The event was organized by Not Another Black Life in collaboration with This Way Up Collective, Durham Black Accountability Coalition and the ON8ON Collective. About 10 people served jerk chicken, chicken wings, burgers, rice and peas, pasta salad, fruit salad, potato salad and a ton of other home cooked dishes to friends, family, passersby and members of the community.
The celebration featured three young jingle dancers who were accompanied by young drummers, as well as Black artists and performers, like singer songwriter Jesse De LaLune, who sang and played two beautiful songs on their acoustic guitar, and Markus Aurelyus, who also sang two of his original songs.
“I'm here for many reasons, but mainly it's because it is good to celebrate Blackness as a whole,” spoken word artist and singer Sapphira said. “And regardless of what emancipation we are celebrating, celebrating Blackness in general is important. And I'm here for that. I'm here to celebrate and to honour that.”
According to organizers, the event itself came together quickly. “It took about a week and a half to put it all together,” said Ashleigh-Rae Thomas, one of the organizers from the Durham Black Accountability Collective. “It was a lot of work but I’m happy it all worked out.”
Stephanie Osorio-Springer is a founder of This Way Up, a collective of individuals who have been or are currently part of the shelter system in Toronto who help homeless queer and trans BIPOC youth. The collective was founded during the Black Lives Matter protests in the GTA last summer.
“We all met in a shelter. And on the floor of one of our rooms, we were like, ‘okay, we want to do something.’” So they started making meals and giving them out to protestors who, at the time, were staging a sit-in at Nathan Phillips Square, demanding an end to anti-Black racism, police brutality and violence against Indigenous communities.
A year in and now This Way Up provides weekly meals for encampment residents. They’ve partnered with Community Fridges Toronto and provide weekly meals for them as well.
This Way Up also organizes Art in the Park, mostly held at Alexandria Park, where they bring art supplies and lay them out on a big tarp for encampment residents and members of the community to make art. They took a break over the winter but expect to start up again soon.
To celebrate Juneteenth, This Way Up wanted to do something special.
Two weeks ago they reached out to Not Another Black Life to co-organize. “It was a big network of folks helping each other. Like, this person knows someone who can help with this. And this person knows somebody who knows somebody.”

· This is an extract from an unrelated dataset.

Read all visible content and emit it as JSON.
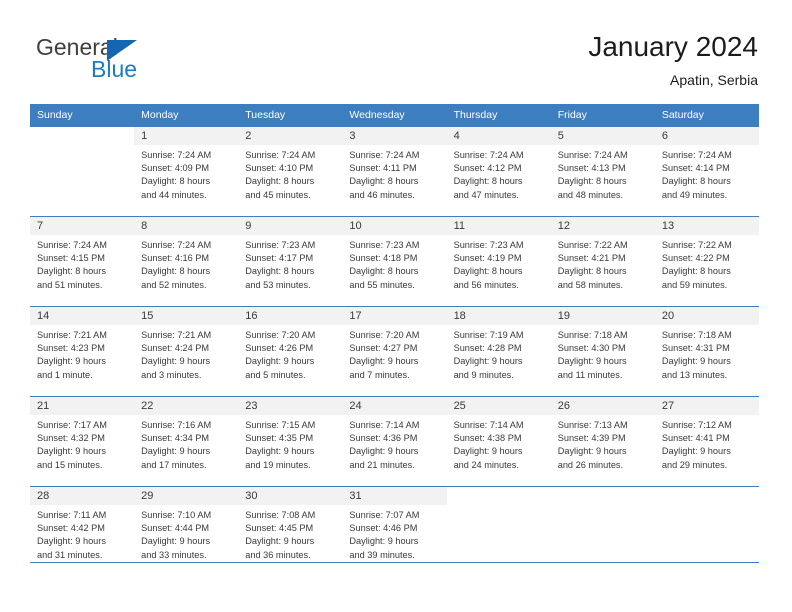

They made a call out to chefs in the GTA and asked for food donations, “and so many people came through. So many people donated [food]...It just sort of reminded us that we're active members of the community.”

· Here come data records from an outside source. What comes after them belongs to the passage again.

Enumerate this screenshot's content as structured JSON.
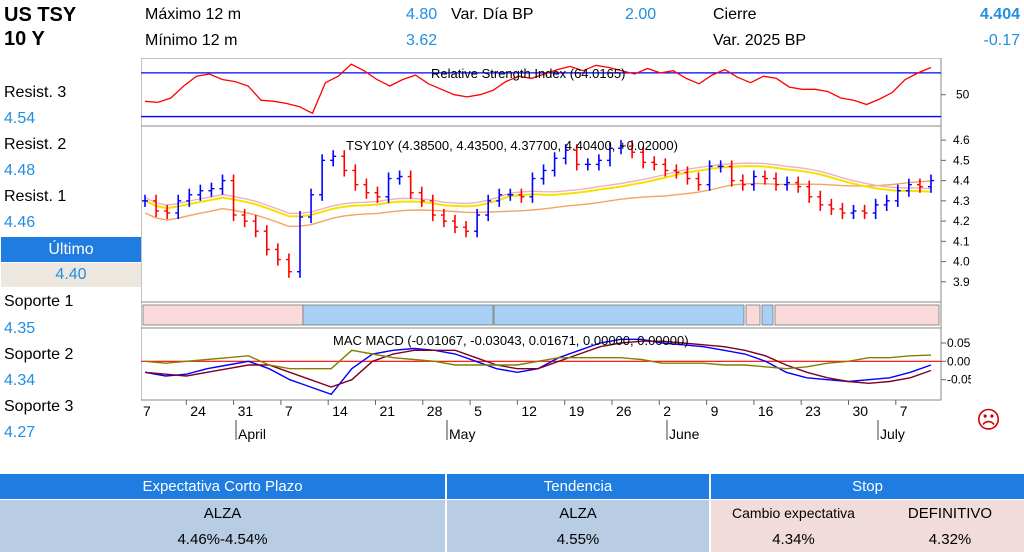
{
  "header": {
    "title_line1": "US TSY",
    "title_line2": "10 Y",
    "max_label": "Máximo 12 m",
    "max_value": "4.80",
    "min_label": "Mínimo 12 m",
    "min_value": "3.62",
    "var_dia_label": "Var. Día BP",
    "var_dia_value": "2.00",
    "cierre_label": "Cierre",
    "cierre_value": "4.404",
    "var_ytd_label": "Var. 2025 BP",
    "var_ytd_value": "-0.17"
  },
  "levels": {
    "resist3_label": "Resist. 3",
    "resist3_value": "4.54",
    "resist2_label": "Resist. 2",
    "resist2_value": "4.48",
    "resist1_label": "Resist. 1",
    "resist1_value": "4.46",
    "ultimo_label": "Último",
    "ultimo_value": "4.40",
    "soporte1_label": "Soporte 1",
    "soporte1_value": "4.35",
    "soporte2_label": "Soporte 2",
    "soporte2_value": "4.34",
    "soporte3_label": "Soporte 3",
    "soporte3_value": "4.27"
  },
  "bottom": {
    "expectativa_header": "Expectativa Corto Plazo",
    "expectativa_value": "ALZA",
    "expectativa_range": "4.46%-4.54%",
    "tendencia_header": "Tendencia",
    "tendencia_value": "ALZA",
    "tendencia_level": "4.55%",
    "stop_header": "Stop",
    "cambio_label": "Cambio expectativa",
    "cambio_value": "4.34%",
    "definitivo_label": "DEFINITIVO",
    "definitivo_value": "4.32%"
  },
  "colors": {
    "header_blue": "#1f7ce0",
    "value_blue": "#1f8fe0",
    "up_bar": "#0000ff",
    "down_bar": "#ff0000",
    "ma_yellow": "#f5e200",
    "ma_pink": "#f0b0c0",
    "ma_orange": "#f4a460",
    "band_blue": "#a8d0f5",
    "band_pink": "#f9d9d9",
    "expectativa_bg": "#b8cce4",
    "stop_bg": "#f2dcdb"
  },
  "sad_face_icon": "☹",
  "chart_data": [
    {
      "type": "line",
      "title": "Relative Strength Index (64.0165)",
      "series": [
        {
          "values": [
            44,
            43,
            47,
            58,
            67,
            69,
            64,
            62,
            58,
            45,
            44,
            42,
            39,
            33,
            61,
            67,
            78,
            72,
            64,
            58,
            64,
            68,
            60,
            55,
            50,
            48,
            50,
            54,
            62,
            67,
            65,
            69,
            73,
            76,
            72,
            77,
            75,
            72,
            69,
            74,
            70,
            72,
            65,
            60,
            68,
            73,
            66,
            61,
            67,
            65,
            57,
            55,
            55,
            53,
            47,
            45,
            41,
            46,
            52,
            64,
            70,
            75
          ]
        }
      ],
      "ytick_labels": [
        "50"
      ],
      "reference_lines": [
        30,
        70
      ],
      "ylim": [
        25,
        80
      ]
    },
    {
      "type": "line",
      "subtype": "ohlc",
      "title": "TSY10Y (4.38500, 4.43500, 4.37700, 4.40400, +0.02000)",
      "series": [
        {
          "name": "close",
          "values": [
            4.3,
            4.25,
            4.24,
            4.3,
            4.33,
            4.35,
            4.36,
            4.4,
            4.23,
            4.2,
            4.15,
            4.06,
            4.01,
            3.95,
            4.22,
            4.33,
            4.5,
            4.52,
            4.45,
            4.38,
            4.34,
            4.32,
            4.41,
            4.42,
            4.34,
            4.3,
            4.23,
            4.2,
            4.17,
            4.15,
            4.23,
            4.3,
            4.33,
            4.33,
            4.32,
            4.41,
            4.45,
            4.51,
            4.55,
            4.48,
            4.48,
            4.5,
            4.56,
            4.57,
            4.54,
            4.49,
            4.48,
            4.45,
            4.44,
            4.41,
            4.38,
            4.47,
            4.47,
            4.4,
            4.38,
            4.42,
            4.41,
            4.38,
            4.39,
            4.37,
            4.32,
            4.28,
            4.26,
            4.24,
            4.25,
            4.24,
            4.28,
            4.3,
            4.35,
            4.38,
            4.37,
            4.4
          ]
        }
      ],
      "ytick_labels": [
        "3.9",
        "4.0",
        "4.1",
        "4.2",
        "4.3",
        "4.4",
        "4.5",
        "4.6"
      ],
      "ylim": [
        3.82,
        4.65
      ]
    },
    {
      "type": "line",
      "title": "MAC MACD (-0.01067, -0.03043, 0.01671, 0.00000, 0.00000)",
      "series": [
        {
          "name": "MACD",
          "values": [
            -0.03,
            -0.04,
            -0.035,
            -0.02,
            -0.01,
            0.0,
            -0.02,
            -0.05,
            -0.07,
            -0.09,
            -0.02,
            0.02,
            0.03,
            0.035,
            0.03,
            0.02,
            0.0,
            -0.02,
            -0.03,
            -0.02,
            0.01,
            0.03,
            0.05,
            0.06,
            0.06,
            0.05,
            0.045,
            0.04,
            0.03,
            0.02,
            0.0,
            -0.03,
            -0.045,
            -0.05,
            -0.055,
            -0.05,
            -0.045,
            -0.03,
            -0.01
          ]
        },
        {
          "name": "Signal",
          "values": [
            -0.03,
            -0.035,
            -0.04,
            -0.03,
            -0.02,
            -0.01,
            -0.01,
            -0.03,
            -0.05,
            -0.07,
            -0.05,
            0.0,
            0.02,
            0.03,
            0.03,
            0.03,
            0.01,
            -0.01,
            -0.02,
            -0.02,
            0.0,
            0.02,
            0.04,
            0.05,
            0.055,
            0.055,
            0.05,
            0.045,
            0.04,
            0.03,
            0.015,
            -0.01,
            -0.03,
            -0.045,
            -0.055,
            -0.06,
            -0.055,
            -0.045,
            -0.025
          ]
        },
        {
          "name": "Histogram",
          "values": [
            0.0,
            -0.005,
            0.0,
            0.005,
            0.01,
            0.015,
            -0.01,
            -0.02,
            -0.02,
            -0.02,
            0.03,
            0.02,
            0.01,
            0.005,
            0.0,
            -0.01,
            -0.01,
            -0.01,
            -0.01,
            0.0,
            0.01,
            0.01,
            0.01,
            0.01,
            0.005,
            -0.005,
            -0.005,
            -0.005,
            -0.01,
            -0.01,
            -0.015,
            -0.02,
            -0.015,
            -0.005,
            0.0,
            0.01,
            0.01,
            0.015,
            0.017
          ]
        }
      ],
      "ytick_labels": [
        "0.05",
        "0.00",
        "-0.05"
      ],
      "ylim": [
        -0.1,
        0.08
      ]
    }
  ],
  "axis": {
    "x_tick_labels": [
      "7",
      "24",
      "31",
      "7",
      "14",
      "21",
      "28",
      "5",
      "12",
      "19",
      "26",
      "2",
      "9",
      "16",
      "23",
      "30",
      "7"
    ],
    "month_labels": [
      "April",
      "May",
      "June",
      "July"
    ]
  }
}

“The goal of the action was to have a good time,” Osorio-Springer said. “So we're super happy with how it turned out here. Because a lot of the time, whenever the Black community gets together, it's because of a tragedy. Somebody shot, or somebody killed. And it's all completely justified. But we wanted to try and take that moment to carve out a little piece of Black joy where we could.”